##### Available records

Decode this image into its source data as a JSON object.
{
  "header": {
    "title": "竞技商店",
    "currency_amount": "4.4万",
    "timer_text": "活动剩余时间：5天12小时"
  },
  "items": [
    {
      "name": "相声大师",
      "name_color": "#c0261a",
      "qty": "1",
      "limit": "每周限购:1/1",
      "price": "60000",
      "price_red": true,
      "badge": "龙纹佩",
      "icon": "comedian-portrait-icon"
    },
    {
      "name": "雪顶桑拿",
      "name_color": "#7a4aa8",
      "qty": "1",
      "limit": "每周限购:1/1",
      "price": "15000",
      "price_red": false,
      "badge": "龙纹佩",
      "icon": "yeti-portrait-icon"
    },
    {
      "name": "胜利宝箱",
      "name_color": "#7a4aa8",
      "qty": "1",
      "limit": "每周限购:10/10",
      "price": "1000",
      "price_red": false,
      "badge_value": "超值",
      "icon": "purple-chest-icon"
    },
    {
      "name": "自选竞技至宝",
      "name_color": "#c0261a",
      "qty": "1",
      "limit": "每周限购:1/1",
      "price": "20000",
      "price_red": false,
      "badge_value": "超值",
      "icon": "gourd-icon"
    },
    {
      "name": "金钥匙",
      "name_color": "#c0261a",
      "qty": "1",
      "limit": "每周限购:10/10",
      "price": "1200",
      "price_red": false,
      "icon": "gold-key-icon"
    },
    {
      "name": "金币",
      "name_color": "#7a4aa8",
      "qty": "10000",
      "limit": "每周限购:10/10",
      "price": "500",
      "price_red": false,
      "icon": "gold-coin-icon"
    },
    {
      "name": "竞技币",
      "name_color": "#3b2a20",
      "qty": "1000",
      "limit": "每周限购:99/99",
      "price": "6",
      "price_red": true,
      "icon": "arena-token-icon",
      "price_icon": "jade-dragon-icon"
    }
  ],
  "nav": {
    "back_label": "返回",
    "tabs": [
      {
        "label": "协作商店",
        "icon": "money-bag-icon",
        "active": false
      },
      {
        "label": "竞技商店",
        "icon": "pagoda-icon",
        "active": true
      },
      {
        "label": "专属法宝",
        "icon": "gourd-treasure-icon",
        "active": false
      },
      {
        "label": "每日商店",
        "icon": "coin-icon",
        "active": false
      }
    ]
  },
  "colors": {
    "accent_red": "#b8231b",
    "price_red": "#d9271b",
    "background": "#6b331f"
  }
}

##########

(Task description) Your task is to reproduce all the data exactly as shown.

(Solution for this task)
Decode this image into its source data as a JSON object.
{
  "header": {
    "title": "竞技商店",
    "currency_amount": "4.4万",
    "timer_text": "活动剩余时间：5天12小时"
  },
  "items": [
    {
      "name": "相声大师",
      "name_color": "#c0261a",
      "qty": "1",
      "limit": "每周限购:1/1",
      "price": "60000",
      "price_red": true,
      "badge": "龙纹佩",
      "icon": "comedian-portrait-icon"
    },
    {
      "name": "雪顶桑拿",
      "name_color": "#7a4aa8",
      "qty": "1",
      "limit": "每周限购:1/1",
      "price": "15000",
      "price_red": false,
      "badge": "龙纹佩",
      "icon": "yeti-portrait-icon"
    },
    {
      "name": "胜利宝箱",
      "name_color": "#7a4aa8",
      "qty": "1",
      "limit": "每周限购:10/10",
      "price": "1000",
      "price_red": false,
      "badge_value": "超值",
      "icon": "purple-chest-icon"
    },
    {
      "name": "自选竞技至宝",
      "name_color": "#c0261a",
      "qty": "1",
      "limit": "每周限购:1/1",
      "price": "20000",
      "price_red": false,
      "badge_value": "超值",
      "icon": "gourd-icon"
    },
    {
      "name": "金钥匙",
      "name_color": "#c0261a",
      "qty": "1",
      "limit": "每周限购:10/10",
      "price": "1200",
      "price_red": false,
      "icon": "gold-key-icon"
    },
    {
      "name": "金币",
      "name_color": "#7a4aa8",
      "qty": "10000",
      "limit": "每周限购:10/10",
      "price": "500",
      "price_red": false,
      "icon": "gold-coin-icon"
    },
    {
      "name": "竞技币",
      "name_color": "#3b2a20",
      "qty": "1000",
      "limit": "每周限购:99/99",
      "price": "6",
      "price_red": true,
      "icon": "arena-token-icon",
      "price_icon": "jade-dragon-icon"
    }
  ],
  "nav": {
    "back_label": "返回",
    "tabs": [
      {
        "label": "协作商店",
        "icon": "money-bag-icon",
        "active": false
      },
      {
        "label": "竞技商店",
        "icon": "pagoda-icon",
        "active": true
      },
      {
        "label": "专属法宝",
        "icon": "gourd-treasure-icon",
        "active": false
      },
      {
        "label": "每日商店",
        "icon": "coin-icon",
        "active": false
      }
    ]
  },
  "colors": {
    "accent_red": "#b8231b",
    "price_red": "#d9271b",
    "background": "#6b331f"
  }
}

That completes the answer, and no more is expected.